▶ What you will do
If a line of the records holds the word "сумма", copy it out.

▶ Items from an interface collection
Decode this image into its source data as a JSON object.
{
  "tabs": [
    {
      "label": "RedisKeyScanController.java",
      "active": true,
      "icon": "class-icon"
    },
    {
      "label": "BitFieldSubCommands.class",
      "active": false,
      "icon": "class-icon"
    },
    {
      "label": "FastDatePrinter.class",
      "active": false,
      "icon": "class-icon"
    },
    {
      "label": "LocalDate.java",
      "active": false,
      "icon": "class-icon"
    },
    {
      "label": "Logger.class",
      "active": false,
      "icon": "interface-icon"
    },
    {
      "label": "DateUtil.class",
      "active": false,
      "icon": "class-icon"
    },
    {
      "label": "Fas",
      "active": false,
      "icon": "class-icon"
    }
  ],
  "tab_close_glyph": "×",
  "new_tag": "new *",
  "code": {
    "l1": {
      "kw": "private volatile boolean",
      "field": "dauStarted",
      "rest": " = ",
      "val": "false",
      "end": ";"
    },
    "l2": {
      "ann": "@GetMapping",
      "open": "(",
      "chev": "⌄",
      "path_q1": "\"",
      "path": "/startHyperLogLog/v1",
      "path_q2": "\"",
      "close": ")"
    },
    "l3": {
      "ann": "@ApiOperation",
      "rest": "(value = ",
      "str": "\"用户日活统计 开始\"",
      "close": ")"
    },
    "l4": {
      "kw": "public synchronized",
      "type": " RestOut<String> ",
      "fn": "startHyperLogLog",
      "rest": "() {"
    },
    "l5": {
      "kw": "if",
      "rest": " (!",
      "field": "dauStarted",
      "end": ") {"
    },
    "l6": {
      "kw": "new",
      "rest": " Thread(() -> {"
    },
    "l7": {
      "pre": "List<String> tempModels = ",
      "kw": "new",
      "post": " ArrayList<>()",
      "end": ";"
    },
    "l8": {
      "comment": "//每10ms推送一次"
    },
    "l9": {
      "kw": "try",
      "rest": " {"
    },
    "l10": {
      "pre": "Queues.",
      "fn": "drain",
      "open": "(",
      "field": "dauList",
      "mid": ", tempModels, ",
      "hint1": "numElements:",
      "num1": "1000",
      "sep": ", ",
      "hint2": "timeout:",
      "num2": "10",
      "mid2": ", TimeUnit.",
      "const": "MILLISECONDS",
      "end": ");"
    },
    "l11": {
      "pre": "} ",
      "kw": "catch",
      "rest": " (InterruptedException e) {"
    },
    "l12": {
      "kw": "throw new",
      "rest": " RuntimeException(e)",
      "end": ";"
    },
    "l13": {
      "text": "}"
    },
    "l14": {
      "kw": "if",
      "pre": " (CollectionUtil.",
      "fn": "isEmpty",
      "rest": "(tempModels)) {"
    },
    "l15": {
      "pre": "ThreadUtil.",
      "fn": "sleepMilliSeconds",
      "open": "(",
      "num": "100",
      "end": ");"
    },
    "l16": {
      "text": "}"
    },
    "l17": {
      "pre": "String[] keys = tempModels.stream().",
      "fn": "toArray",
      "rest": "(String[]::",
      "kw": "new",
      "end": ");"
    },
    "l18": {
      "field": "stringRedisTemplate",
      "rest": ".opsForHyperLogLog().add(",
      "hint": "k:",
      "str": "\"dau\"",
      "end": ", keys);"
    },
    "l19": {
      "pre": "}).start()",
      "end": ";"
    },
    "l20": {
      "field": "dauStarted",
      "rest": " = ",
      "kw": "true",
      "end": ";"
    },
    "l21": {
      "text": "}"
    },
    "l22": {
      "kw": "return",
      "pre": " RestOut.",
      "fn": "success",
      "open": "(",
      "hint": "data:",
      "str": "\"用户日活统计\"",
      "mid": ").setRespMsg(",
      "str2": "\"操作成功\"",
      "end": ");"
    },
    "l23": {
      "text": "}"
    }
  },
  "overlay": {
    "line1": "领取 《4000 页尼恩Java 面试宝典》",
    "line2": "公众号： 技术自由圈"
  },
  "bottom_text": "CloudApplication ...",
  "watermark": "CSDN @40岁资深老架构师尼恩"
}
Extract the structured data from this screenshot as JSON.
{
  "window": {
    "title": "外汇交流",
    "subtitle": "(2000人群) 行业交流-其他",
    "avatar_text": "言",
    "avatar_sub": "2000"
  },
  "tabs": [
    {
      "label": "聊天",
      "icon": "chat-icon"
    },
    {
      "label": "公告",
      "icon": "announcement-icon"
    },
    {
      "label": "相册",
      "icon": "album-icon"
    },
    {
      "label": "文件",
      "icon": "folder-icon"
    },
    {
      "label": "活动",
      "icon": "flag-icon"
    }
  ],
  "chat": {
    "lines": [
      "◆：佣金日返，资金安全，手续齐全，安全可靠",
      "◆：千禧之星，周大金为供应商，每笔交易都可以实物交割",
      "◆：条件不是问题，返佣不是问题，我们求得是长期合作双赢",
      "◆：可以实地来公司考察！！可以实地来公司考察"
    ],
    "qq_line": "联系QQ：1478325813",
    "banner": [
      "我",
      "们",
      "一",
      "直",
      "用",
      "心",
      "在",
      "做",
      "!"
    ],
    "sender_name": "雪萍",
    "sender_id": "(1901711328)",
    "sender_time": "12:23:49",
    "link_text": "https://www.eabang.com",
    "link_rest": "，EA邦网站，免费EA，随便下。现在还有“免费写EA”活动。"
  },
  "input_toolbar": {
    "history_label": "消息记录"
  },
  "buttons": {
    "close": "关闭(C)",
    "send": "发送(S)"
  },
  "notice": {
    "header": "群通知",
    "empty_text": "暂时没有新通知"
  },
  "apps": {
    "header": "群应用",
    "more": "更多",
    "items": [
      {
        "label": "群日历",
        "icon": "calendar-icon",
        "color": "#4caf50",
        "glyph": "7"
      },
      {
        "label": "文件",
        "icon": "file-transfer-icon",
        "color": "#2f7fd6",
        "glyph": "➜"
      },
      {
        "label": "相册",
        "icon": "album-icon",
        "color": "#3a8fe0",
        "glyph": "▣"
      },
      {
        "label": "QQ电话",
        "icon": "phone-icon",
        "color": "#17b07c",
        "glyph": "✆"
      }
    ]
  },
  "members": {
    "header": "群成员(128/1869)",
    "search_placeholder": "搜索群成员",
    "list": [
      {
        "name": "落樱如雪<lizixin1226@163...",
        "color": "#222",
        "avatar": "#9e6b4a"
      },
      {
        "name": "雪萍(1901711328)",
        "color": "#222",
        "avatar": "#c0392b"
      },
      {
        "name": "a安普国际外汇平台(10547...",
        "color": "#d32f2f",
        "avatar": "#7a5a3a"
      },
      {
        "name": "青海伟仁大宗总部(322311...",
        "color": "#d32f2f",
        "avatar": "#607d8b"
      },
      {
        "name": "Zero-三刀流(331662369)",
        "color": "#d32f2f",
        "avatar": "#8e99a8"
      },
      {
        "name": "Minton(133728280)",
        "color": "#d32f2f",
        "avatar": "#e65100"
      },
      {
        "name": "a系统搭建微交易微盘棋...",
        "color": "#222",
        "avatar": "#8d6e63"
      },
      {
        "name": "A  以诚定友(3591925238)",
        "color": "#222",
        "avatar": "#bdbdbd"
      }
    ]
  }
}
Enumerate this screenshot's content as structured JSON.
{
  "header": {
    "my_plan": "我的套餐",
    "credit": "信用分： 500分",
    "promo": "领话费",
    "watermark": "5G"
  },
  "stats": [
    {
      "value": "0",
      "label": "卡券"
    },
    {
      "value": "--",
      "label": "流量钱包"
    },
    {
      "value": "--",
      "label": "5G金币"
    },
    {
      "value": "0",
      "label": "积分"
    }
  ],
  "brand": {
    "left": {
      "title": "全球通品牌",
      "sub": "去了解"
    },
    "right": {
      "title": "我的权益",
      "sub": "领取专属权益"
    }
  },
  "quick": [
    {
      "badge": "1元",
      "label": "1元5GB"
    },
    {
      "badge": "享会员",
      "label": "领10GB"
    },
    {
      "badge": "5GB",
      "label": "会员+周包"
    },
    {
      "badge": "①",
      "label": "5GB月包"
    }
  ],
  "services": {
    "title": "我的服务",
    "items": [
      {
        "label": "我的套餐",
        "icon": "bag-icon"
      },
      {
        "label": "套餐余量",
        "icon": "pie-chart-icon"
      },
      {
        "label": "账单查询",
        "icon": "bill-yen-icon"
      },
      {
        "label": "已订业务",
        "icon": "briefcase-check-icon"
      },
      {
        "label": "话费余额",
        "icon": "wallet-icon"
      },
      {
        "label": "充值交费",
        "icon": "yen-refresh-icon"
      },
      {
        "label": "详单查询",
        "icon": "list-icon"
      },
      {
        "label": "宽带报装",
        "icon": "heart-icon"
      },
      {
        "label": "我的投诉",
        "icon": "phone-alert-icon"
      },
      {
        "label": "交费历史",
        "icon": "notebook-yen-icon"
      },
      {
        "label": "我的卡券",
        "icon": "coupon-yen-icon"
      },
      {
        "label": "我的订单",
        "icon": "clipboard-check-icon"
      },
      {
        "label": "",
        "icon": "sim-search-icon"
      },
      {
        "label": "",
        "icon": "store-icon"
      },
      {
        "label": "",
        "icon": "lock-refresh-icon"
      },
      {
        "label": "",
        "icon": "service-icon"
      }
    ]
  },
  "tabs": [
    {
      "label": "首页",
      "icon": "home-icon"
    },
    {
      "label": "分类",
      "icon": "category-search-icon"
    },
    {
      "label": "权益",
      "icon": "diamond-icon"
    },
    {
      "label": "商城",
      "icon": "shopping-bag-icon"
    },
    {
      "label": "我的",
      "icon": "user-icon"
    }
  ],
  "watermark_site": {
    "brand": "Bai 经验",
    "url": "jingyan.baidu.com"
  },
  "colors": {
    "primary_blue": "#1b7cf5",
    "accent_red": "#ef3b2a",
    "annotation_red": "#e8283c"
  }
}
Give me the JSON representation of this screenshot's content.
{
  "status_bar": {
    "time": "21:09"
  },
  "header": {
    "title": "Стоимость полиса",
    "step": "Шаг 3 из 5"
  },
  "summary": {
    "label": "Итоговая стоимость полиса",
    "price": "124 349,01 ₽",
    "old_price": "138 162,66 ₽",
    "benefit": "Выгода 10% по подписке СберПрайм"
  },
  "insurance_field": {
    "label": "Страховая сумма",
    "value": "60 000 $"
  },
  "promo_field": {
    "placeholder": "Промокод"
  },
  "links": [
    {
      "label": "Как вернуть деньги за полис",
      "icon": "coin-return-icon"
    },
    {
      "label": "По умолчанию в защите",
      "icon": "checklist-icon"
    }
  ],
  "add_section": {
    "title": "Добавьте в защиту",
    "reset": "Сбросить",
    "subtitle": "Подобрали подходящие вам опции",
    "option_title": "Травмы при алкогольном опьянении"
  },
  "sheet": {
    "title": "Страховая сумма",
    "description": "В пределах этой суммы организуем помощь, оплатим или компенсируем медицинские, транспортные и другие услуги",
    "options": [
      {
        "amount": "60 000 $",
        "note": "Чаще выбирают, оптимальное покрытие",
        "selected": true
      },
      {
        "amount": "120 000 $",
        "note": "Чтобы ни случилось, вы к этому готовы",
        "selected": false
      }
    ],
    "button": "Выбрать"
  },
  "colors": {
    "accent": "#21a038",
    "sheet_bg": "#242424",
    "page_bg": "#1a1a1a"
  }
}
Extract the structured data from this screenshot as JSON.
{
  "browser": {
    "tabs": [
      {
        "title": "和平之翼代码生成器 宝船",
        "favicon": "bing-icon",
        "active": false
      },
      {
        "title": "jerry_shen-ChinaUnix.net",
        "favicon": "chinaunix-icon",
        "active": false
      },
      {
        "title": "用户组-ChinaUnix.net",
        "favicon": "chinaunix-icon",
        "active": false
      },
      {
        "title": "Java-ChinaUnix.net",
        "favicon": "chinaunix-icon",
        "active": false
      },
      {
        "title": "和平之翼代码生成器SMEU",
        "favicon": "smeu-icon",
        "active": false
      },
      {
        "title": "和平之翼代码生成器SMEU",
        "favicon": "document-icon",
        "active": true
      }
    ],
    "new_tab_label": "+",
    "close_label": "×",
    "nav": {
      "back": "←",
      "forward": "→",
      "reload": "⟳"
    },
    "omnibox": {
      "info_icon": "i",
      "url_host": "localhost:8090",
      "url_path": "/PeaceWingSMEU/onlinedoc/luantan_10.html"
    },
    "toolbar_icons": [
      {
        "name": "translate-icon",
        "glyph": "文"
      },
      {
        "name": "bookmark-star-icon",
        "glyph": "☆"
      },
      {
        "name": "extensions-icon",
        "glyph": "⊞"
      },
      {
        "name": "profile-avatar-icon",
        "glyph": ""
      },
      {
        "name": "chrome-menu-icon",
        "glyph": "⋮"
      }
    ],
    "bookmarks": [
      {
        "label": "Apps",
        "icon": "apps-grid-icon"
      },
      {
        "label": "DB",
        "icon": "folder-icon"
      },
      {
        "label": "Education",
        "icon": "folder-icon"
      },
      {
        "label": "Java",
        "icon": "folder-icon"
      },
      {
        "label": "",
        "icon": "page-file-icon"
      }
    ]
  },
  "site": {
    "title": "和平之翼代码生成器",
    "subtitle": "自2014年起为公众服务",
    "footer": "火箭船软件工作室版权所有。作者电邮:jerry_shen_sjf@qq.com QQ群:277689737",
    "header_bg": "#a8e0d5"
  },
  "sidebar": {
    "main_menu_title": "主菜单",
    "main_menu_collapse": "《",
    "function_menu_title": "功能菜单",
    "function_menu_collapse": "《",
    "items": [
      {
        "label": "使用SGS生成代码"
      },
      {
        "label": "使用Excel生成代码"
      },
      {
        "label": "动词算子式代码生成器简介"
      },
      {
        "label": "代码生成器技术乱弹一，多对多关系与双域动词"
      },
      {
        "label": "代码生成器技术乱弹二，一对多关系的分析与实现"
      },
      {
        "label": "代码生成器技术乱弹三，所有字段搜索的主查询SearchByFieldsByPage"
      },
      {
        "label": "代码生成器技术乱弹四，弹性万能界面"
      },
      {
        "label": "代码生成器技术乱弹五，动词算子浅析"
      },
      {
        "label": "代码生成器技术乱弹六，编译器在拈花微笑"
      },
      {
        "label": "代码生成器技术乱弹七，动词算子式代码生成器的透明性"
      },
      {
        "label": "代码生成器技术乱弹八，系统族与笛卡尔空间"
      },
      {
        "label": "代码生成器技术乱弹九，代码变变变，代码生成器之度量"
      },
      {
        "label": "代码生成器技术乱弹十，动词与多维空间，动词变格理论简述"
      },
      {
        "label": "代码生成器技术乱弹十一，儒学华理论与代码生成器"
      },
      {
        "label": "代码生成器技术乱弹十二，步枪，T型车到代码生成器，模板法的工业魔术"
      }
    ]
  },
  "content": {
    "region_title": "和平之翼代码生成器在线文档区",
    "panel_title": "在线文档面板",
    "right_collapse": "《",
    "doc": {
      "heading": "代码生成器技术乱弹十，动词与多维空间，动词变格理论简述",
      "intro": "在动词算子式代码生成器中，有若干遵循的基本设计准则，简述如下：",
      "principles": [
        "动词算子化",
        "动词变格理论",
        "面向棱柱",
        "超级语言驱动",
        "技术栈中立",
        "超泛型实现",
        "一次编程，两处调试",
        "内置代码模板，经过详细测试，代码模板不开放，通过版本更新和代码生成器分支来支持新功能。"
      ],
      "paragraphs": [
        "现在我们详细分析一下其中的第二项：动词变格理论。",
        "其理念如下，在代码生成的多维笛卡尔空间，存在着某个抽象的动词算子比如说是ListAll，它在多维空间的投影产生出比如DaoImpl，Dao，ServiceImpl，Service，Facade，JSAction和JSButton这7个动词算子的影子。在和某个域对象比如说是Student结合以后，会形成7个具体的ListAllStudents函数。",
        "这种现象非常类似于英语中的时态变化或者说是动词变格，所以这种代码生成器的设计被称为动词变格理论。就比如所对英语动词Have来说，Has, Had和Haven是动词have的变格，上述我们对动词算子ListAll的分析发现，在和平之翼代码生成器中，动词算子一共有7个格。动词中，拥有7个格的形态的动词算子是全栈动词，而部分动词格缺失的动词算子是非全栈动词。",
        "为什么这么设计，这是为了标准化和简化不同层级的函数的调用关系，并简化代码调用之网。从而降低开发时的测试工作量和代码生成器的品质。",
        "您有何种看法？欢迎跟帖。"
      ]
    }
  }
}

▶ The answer
    "label": "Страховая сумма",
    "title": "Страховая сумма",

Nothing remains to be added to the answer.